Looking ahead, these patterns are pretty well locked in. That said, there are some notable shifts in the mix. While the drought eased some in the Northern states over the winter, these dry conditions are intensifying a bit and moving farther south. As such, the southern plains are starting this year pretty dry, with a high likelihood that these conditions will persist into the summer. Our simulations overwhelmingly show the same dryness from last year lingering across the western high plains, particularly stretching between the Dakotas through Texas, but also gradually spreading east into southern Minnesota, Iowa, and northwest Missouri. 


While farms throughout the West will be wishing for more rain, farms across the East may very well wish for less of it. That’s because the already wet conditions are expected to continue, particularly throughout the Ohio Valley. This is largely due to a concentrated gradient between the dry conditions in the west and the wet conditions in the east. Stretching across much of Missouri and Illinois, this gradient will bring considerable amounts of rain in the southern parts of both states, while the northern areas will remain pretty parched.


Precipitation Outlook: May 2022

Data Source: NOAA, Data: CPC


Local Variations and Anomalies

Granted, broad weather trends are just that: trends.
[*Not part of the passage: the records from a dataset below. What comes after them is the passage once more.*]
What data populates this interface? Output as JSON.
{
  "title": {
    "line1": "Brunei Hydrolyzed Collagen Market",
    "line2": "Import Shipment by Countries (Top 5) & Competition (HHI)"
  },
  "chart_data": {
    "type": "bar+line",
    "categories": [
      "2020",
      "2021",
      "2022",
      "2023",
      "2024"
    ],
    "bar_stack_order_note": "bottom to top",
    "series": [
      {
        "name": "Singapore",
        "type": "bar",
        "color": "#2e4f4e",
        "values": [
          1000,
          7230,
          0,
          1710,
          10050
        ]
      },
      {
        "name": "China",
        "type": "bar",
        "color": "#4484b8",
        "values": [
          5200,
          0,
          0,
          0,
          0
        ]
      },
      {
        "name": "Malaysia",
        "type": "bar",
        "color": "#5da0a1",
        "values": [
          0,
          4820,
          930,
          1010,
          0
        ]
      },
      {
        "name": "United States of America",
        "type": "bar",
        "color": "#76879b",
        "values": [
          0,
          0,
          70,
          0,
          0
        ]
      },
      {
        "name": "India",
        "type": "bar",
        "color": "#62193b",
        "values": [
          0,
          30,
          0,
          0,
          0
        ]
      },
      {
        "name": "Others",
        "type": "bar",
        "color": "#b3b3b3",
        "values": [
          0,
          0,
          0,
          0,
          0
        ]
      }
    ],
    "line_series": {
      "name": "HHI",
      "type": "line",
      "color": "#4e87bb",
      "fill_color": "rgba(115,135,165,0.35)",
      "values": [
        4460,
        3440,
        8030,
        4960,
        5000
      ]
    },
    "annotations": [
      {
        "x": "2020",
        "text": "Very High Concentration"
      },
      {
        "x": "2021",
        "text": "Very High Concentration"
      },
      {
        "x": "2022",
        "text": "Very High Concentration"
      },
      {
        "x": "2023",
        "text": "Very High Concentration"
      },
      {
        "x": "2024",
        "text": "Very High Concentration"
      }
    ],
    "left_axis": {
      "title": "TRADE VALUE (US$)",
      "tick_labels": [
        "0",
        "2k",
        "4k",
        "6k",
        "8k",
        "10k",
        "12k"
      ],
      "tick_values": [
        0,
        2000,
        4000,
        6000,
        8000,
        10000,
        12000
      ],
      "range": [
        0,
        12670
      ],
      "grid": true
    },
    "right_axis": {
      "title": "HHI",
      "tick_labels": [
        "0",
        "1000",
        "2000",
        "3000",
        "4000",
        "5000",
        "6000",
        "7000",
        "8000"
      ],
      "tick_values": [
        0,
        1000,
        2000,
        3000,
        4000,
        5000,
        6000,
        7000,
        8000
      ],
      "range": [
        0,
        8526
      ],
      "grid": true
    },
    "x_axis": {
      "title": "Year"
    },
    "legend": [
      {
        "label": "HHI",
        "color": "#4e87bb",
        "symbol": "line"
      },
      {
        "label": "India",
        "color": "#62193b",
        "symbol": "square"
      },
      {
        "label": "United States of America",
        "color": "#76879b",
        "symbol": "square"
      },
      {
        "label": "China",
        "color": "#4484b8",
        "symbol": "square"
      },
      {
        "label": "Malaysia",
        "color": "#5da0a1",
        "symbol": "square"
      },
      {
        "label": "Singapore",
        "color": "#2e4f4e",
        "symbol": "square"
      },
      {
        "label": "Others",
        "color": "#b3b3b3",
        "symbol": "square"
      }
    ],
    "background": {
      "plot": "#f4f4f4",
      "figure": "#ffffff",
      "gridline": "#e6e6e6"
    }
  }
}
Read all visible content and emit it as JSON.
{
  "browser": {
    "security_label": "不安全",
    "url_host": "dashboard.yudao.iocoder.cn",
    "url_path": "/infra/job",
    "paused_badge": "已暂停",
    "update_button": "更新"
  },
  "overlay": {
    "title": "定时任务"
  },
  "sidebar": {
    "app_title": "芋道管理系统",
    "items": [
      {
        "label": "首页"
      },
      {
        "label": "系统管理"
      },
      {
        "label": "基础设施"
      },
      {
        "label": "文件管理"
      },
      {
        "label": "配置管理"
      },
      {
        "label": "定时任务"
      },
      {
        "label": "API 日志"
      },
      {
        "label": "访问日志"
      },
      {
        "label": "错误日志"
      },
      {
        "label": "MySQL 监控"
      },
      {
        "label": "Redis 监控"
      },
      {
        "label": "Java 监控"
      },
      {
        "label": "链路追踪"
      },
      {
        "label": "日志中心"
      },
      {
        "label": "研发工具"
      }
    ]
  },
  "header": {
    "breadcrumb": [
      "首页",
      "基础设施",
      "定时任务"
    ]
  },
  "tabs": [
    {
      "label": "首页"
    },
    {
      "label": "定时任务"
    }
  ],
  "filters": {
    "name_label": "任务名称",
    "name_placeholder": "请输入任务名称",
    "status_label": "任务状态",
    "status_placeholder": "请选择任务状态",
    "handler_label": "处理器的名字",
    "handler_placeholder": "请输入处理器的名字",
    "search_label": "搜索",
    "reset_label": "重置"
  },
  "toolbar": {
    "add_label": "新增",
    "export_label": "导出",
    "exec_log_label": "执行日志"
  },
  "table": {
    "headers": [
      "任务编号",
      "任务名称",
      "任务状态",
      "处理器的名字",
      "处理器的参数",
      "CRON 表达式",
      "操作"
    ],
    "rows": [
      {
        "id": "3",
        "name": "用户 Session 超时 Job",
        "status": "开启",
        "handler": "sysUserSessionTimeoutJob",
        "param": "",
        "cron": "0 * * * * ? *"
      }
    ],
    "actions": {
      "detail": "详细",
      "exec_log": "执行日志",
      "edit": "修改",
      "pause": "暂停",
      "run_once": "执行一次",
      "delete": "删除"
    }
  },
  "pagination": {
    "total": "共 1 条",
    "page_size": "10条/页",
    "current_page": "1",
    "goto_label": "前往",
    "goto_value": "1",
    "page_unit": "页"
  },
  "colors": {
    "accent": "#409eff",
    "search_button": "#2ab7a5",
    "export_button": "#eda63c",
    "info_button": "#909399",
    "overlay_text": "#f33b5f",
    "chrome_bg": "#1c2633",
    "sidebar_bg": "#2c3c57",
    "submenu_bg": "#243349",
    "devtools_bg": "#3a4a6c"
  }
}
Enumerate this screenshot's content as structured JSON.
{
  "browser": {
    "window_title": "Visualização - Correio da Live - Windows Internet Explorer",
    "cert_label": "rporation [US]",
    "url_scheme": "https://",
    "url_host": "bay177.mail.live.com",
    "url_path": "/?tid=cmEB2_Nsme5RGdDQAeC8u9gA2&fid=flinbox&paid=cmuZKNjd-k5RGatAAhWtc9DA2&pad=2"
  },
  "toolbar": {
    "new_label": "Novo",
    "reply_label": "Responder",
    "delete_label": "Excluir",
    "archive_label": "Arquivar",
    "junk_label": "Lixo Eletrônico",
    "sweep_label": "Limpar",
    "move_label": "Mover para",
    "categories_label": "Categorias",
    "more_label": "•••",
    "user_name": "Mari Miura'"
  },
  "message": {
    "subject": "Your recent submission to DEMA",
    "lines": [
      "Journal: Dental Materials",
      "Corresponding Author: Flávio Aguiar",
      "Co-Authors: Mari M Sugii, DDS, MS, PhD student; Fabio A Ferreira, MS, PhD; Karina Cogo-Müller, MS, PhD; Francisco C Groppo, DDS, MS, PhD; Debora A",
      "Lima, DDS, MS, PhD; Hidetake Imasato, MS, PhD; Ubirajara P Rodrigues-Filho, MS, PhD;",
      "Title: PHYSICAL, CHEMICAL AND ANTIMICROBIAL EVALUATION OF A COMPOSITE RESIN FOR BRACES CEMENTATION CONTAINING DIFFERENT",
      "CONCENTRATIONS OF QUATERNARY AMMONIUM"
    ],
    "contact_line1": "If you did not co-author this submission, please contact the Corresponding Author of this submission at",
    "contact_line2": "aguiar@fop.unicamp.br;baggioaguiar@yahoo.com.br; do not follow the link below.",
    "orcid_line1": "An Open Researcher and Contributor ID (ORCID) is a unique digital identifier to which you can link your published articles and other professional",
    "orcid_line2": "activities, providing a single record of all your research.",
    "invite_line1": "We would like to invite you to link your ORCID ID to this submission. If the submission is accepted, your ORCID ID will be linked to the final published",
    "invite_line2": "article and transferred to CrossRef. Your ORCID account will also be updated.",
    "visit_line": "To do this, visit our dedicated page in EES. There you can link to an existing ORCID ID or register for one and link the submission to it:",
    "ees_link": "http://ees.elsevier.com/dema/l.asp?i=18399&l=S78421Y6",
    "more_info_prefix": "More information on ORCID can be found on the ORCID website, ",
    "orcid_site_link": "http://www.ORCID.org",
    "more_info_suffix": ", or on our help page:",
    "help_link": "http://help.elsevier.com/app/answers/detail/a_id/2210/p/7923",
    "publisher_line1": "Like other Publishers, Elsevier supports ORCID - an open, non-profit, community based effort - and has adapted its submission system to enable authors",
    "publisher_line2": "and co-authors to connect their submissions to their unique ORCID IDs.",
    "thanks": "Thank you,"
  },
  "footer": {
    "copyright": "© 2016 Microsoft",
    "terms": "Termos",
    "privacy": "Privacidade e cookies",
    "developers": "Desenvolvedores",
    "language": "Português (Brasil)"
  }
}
There will always be local patterns and deviations that could crop up in your neck of the woods. All in all however, the ongoing conditions in your area should inform your strategy for how you manage your inputs throughout the planting season. Knowing what’s ahead is key for planning—and pacing yourself—through the coming months. 


Of course, there is always the possibility of localized developments, such as tropical storm systems bringing in much-needed moisture throughout the Gulf Coast. This is of course one of many potential developments we’ll be monitoring as we get closer. But for now, we’re looking at a lot more of the same for this planting season.

About the Author

Dr. Brad Colman is the Director of Weather Strategy at Climate LLC. Brad joined Climate six and a half years ago when he first led the development of the early weather capabilities offered through FieldView. His current role is focused on ensuring scientists across Climate and Bayer have access to the environmental information they need to develop agronomic models and maintain the vast global breeding and production pipelines across Bayer Crop Science. After earning his Sc.D. from MIT, Brad started his career with the NOAA and National Weather Service and spent 38 years doing jobs ranging between a weather forecaster in Alaska to a Lab Director in Washington, D.C.